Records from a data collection
+ + + + + + +
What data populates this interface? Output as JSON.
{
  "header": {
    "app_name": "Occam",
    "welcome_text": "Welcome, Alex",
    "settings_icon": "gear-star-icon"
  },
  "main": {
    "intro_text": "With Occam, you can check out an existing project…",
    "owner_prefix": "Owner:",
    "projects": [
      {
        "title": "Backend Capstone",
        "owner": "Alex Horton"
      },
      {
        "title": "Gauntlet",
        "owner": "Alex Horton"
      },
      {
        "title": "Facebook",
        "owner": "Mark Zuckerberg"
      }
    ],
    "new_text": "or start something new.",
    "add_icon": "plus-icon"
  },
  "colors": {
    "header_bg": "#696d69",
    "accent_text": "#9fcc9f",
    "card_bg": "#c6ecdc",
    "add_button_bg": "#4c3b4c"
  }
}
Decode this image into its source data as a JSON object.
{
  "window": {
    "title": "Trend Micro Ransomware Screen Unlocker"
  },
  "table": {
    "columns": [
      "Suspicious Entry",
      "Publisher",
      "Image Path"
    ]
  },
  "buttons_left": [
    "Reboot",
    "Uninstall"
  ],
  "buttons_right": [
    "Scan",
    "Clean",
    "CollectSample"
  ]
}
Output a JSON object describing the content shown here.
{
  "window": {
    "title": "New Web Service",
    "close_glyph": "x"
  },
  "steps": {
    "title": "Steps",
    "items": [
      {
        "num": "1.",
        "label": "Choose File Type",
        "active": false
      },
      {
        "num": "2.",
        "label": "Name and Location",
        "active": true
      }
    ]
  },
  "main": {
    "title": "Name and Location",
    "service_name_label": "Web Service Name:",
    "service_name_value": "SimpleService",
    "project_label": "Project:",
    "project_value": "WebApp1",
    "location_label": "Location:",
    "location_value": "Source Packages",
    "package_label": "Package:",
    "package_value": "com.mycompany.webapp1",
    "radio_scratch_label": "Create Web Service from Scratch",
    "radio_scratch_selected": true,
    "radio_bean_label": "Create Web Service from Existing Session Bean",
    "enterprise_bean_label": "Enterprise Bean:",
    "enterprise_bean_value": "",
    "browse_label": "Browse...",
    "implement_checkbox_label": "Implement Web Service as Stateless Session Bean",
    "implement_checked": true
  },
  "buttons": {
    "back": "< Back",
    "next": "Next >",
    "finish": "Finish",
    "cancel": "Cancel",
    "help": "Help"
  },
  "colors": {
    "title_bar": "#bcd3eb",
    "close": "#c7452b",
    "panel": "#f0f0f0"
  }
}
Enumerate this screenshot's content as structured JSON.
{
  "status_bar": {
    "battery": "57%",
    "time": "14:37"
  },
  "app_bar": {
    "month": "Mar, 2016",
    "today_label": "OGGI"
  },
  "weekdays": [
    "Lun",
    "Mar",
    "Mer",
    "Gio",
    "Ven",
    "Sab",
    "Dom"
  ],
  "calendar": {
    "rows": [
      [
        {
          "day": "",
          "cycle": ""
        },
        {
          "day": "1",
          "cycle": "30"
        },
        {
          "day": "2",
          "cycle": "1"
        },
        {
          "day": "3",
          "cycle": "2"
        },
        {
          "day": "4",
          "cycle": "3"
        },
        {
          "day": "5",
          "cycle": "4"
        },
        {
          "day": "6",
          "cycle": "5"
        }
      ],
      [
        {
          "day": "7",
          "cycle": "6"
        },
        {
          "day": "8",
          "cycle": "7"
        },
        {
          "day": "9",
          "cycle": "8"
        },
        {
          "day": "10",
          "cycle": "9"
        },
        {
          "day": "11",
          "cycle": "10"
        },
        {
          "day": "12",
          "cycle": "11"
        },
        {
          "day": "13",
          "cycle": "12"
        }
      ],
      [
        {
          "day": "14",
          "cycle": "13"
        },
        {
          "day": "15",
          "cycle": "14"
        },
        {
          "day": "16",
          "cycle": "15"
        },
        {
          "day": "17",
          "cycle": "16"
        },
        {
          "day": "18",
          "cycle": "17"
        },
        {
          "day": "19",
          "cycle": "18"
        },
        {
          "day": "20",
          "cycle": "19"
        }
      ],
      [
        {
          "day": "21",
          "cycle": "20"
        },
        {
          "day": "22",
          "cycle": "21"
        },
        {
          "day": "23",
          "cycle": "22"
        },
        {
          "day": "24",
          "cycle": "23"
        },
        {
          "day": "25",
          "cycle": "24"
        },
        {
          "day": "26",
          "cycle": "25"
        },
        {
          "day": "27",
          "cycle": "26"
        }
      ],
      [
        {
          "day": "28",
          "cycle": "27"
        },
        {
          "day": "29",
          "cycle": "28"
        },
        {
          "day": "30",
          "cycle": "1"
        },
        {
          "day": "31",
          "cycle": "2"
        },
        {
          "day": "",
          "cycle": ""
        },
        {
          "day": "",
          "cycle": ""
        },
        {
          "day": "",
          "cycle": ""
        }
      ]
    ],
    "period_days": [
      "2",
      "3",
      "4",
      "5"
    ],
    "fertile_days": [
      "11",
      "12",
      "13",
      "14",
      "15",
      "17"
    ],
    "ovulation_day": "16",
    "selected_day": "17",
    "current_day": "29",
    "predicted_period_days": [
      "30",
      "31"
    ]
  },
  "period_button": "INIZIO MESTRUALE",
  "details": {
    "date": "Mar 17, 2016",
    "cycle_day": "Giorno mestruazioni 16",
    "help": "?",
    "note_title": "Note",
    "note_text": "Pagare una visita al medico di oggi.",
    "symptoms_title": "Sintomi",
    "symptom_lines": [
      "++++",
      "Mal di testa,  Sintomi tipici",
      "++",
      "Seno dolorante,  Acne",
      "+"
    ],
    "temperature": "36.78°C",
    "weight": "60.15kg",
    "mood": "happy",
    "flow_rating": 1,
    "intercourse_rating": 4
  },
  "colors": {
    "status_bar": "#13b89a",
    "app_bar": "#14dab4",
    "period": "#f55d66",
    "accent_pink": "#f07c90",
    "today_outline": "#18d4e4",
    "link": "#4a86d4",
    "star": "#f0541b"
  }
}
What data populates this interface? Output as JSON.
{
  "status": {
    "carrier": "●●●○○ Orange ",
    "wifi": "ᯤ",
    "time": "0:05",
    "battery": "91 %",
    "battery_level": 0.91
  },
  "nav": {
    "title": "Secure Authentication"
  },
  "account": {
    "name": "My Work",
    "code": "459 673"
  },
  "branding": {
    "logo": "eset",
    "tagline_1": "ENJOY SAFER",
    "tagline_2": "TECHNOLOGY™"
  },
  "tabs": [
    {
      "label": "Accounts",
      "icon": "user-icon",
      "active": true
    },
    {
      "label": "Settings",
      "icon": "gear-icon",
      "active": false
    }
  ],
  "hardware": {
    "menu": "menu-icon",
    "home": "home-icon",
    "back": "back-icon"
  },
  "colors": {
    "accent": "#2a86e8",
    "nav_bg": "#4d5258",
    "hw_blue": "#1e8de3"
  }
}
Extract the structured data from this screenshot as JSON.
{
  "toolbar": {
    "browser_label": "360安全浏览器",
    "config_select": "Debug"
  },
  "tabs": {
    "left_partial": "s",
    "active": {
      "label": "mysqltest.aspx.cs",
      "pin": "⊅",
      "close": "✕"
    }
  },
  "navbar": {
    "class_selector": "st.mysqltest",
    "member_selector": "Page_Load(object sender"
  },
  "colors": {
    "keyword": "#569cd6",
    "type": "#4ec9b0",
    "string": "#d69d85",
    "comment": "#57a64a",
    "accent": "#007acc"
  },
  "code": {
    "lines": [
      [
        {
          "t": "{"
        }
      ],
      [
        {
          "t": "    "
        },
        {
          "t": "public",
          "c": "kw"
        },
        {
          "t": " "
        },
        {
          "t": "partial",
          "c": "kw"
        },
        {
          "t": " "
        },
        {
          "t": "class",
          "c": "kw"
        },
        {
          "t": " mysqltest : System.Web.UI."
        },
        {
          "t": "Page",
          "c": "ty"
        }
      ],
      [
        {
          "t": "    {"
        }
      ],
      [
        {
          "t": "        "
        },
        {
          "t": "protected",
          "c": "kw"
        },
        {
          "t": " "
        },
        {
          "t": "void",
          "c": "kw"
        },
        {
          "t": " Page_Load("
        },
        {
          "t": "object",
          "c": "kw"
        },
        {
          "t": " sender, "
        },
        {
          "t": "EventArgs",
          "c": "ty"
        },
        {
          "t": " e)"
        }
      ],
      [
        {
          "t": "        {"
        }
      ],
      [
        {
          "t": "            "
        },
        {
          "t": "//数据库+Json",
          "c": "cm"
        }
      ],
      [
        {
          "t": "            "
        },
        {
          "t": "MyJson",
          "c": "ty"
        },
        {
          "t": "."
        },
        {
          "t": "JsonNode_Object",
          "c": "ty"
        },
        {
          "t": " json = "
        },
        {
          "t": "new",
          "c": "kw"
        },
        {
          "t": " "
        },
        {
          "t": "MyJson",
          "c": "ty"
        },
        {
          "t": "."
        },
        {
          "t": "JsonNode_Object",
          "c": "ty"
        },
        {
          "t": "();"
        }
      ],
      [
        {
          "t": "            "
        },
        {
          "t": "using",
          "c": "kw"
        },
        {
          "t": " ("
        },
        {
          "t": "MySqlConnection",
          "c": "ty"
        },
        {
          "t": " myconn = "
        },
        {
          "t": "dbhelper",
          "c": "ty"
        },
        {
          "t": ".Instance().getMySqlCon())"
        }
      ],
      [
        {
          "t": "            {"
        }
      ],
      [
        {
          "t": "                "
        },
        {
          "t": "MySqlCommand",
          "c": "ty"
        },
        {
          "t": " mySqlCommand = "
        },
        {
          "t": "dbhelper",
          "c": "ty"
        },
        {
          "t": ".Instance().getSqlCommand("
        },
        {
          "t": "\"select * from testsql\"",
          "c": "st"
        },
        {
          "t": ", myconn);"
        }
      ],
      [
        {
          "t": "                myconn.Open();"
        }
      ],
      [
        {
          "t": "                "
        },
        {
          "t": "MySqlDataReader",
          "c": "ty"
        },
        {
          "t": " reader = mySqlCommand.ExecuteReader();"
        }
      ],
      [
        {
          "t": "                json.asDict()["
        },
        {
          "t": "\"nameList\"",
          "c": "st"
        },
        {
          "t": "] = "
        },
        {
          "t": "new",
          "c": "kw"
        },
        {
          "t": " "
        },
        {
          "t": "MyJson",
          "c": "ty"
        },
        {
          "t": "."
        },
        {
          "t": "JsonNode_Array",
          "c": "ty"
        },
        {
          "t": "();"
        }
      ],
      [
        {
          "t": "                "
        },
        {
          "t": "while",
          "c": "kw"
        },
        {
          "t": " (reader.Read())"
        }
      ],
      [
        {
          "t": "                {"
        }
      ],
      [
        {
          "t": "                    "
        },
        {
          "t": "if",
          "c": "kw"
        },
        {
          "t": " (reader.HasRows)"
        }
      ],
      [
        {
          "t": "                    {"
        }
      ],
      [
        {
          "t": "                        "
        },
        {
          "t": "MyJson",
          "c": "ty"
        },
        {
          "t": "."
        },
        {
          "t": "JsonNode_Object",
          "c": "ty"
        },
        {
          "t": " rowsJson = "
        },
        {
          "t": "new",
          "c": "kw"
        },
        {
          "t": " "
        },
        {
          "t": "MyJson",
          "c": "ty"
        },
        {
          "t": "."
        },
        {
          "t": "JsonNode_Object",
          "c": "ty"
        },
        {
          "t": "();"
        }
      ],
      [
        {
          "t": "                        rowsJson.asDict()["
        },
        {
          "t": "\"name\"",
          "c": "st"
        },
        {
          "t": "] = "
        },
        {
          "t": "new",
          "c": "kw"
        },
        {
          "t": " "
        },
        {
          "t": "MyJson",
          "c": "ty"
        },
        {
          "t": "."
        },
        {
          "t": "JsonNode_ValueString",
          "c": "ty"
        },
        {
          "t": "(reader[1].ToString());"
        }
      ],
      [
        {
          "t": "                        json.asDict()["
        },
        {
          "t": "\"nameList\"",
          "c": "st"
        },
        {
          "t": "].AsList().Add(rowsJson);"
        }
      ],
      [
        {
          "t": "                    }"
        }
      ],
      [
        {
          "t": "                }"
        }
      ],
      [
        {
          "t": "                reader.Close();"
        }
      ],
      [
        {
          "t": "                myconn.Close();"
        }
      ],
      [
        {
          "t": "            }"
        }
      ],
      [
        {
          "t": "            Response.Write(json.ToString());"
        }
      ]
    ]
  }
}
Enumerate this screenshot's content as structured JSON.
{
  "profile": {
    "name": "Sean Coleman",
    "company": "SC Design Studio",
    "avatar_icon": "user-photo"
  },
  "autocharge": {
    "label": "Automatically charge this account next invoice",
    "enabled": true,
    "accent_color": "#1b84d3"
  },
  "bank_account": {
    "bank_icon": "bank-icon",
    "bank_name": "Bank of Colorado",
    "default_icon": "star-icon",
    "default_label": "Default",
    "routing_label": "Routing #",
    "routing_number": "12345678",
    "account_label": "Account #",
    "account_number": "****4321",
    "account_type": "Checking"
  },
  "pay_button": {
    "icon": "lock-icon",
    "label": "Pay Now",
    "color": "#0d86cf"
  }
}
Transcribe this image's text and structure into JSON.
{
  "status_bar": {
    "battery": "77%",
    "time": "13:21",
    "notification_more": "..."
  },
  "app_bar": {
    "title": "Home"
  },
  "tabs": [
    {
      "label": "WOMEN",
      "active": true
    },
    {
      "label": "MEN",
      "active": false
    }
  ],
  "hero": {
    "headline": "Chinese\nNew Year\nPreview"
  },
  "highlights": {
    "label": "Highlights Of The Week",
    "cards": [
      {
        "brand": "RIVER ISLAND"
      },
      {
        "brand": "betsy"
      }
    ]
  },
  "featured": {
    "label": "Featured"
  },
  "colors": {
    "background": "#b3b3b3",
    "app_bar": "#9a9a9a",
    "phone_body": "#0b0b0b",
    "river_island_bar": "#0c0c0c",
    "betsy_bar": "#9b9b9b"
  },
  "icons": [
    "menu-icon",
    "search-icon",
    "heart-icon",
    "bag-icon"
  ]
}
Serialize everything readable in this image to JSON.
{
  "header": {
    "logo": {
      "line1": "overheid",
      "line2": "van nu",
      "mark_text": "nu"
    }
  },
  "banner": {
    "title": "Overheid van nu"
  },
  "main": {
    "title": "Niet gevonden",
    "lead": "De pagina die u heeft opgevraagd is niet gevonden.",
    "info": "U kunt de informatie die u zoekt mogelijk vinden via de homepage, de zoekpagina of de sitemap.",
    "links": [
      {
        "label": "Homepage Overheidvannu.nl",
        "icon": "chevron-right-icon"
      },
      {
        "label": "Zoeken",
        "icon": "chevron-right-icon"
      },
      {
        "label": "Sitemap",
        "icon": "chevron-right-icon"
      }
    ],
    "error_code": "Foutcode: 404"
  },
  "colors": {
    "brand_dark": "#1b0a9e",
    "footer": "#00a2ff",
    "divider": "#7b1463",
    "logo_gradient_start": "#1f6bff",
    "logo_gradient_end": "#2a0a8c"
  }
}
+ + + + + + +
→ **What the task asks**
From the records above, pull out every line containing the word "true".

→ **Answer box**
        "active": true
    "radio_scratch_selected": true,
    "implement_checked": true
      "active": true
    "enabled": true,
      "active": true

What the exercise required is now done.